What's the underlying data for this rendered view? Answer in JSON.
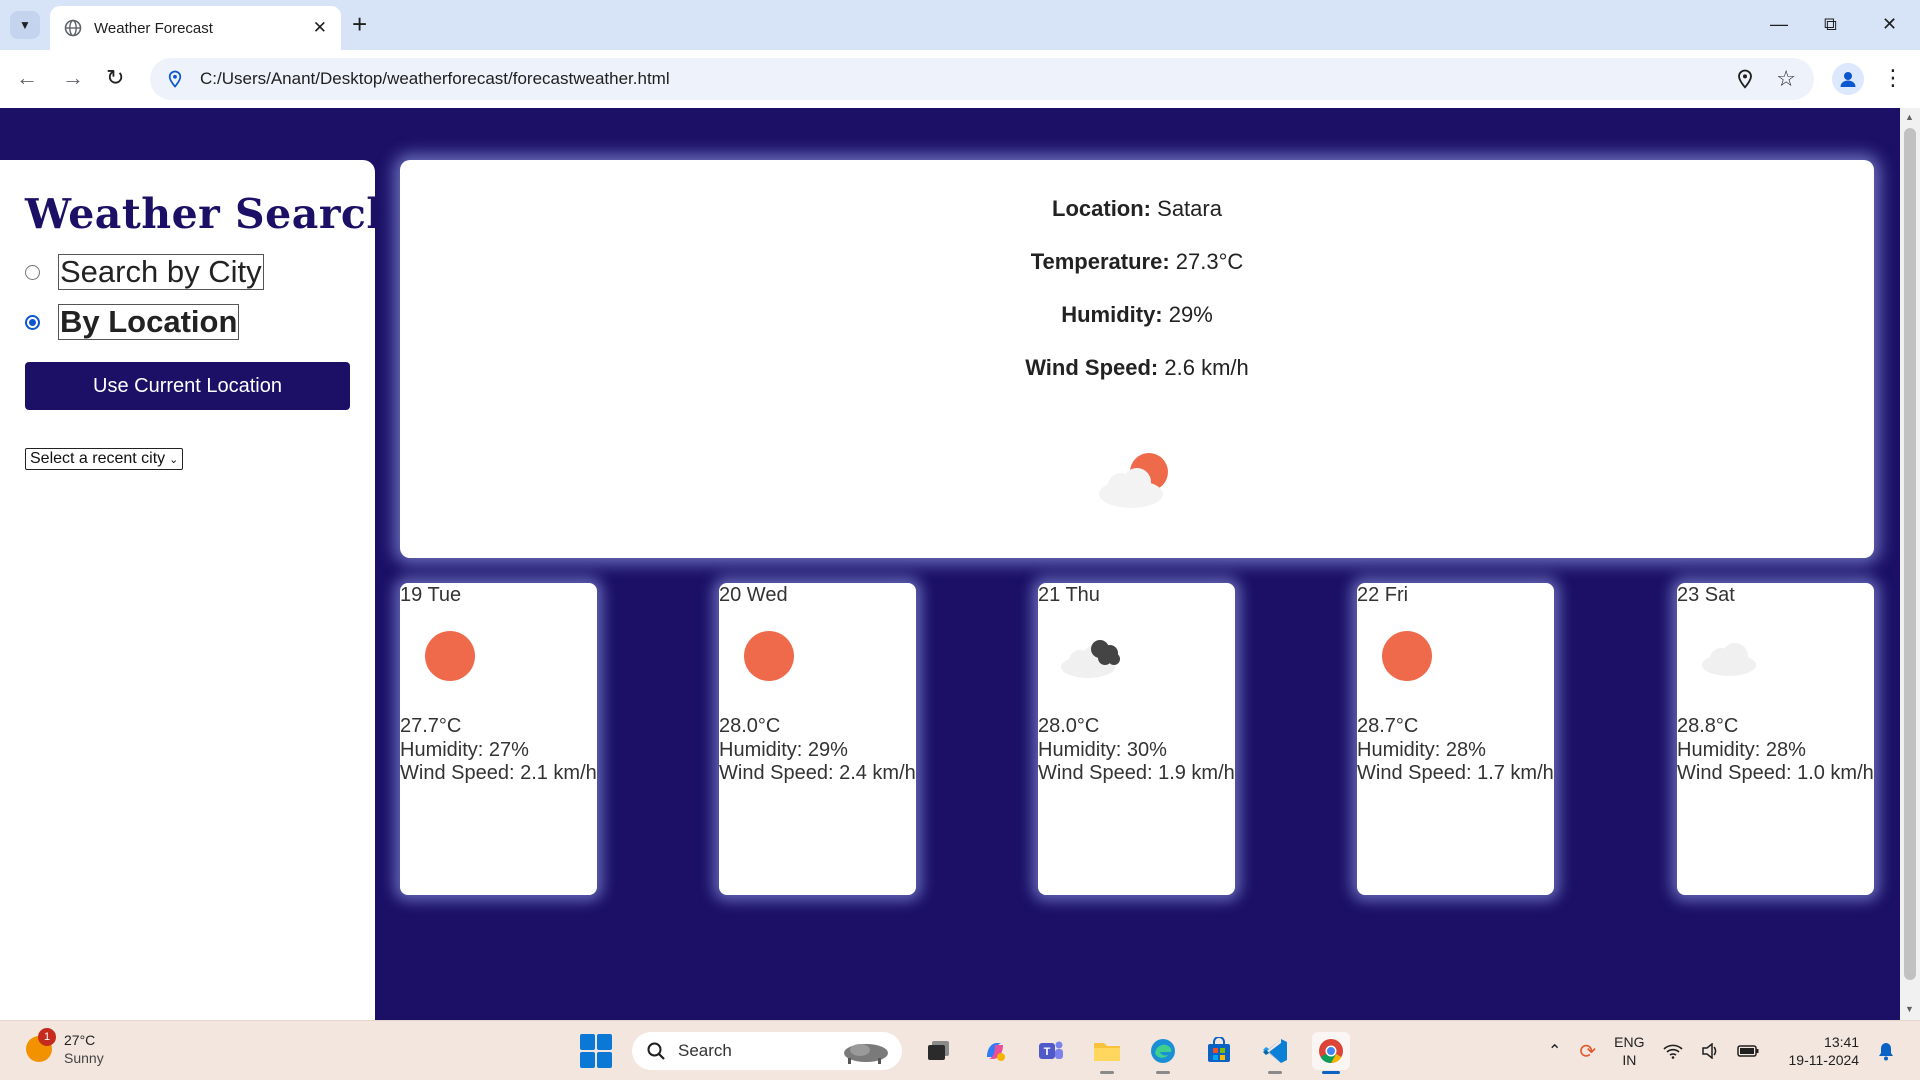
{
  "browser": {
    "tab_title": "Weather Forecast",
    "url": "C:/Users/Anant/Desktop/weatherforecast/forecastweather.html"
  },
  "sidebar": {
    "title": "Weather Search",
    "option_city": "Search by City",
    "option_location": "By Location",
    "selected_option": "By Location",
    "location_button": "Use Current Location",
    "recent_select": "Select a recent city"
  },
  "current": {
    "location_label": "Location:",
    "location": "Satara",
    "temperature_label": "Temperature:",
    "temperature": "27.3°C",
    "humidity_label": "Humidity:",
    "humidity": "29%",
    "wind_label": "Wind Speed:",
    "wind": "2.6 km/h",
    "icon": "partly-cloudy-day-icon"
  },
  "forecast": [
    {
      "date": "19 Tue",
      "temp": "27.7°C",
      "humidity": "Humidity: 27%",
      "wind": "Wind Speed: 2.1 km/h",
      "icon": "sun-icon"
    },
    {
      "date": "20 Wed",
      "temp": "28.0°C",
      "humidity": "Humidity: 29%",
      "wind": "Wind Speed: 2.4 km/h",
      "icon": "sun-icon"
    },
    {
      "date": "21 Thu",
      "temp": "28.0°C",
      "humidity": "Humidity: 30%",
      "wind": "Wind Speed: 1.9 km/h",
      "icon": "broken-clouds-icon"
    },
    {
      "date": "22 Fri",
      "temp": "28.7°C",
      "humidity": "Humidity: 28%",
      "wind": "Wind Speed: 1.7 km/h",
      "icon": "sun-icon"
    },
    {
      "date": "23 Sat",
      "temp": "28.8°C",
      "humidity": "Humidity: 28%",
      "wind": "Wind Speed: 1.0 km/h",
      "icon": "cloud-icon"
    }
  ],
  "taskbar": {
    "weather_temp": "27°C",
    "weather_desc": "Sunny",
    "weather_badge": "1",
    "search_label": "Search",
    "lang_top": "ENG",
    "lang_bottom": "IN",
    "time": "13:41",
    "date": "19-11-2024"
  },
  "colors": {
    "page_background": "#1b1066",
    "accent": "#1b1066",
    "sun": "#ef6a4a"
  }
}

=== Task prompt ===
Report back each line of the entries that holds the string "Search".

=== Solution to this problem ===
    "title": "Weather Search",
    "option_city": "Search by City",
    "search_label": "Search",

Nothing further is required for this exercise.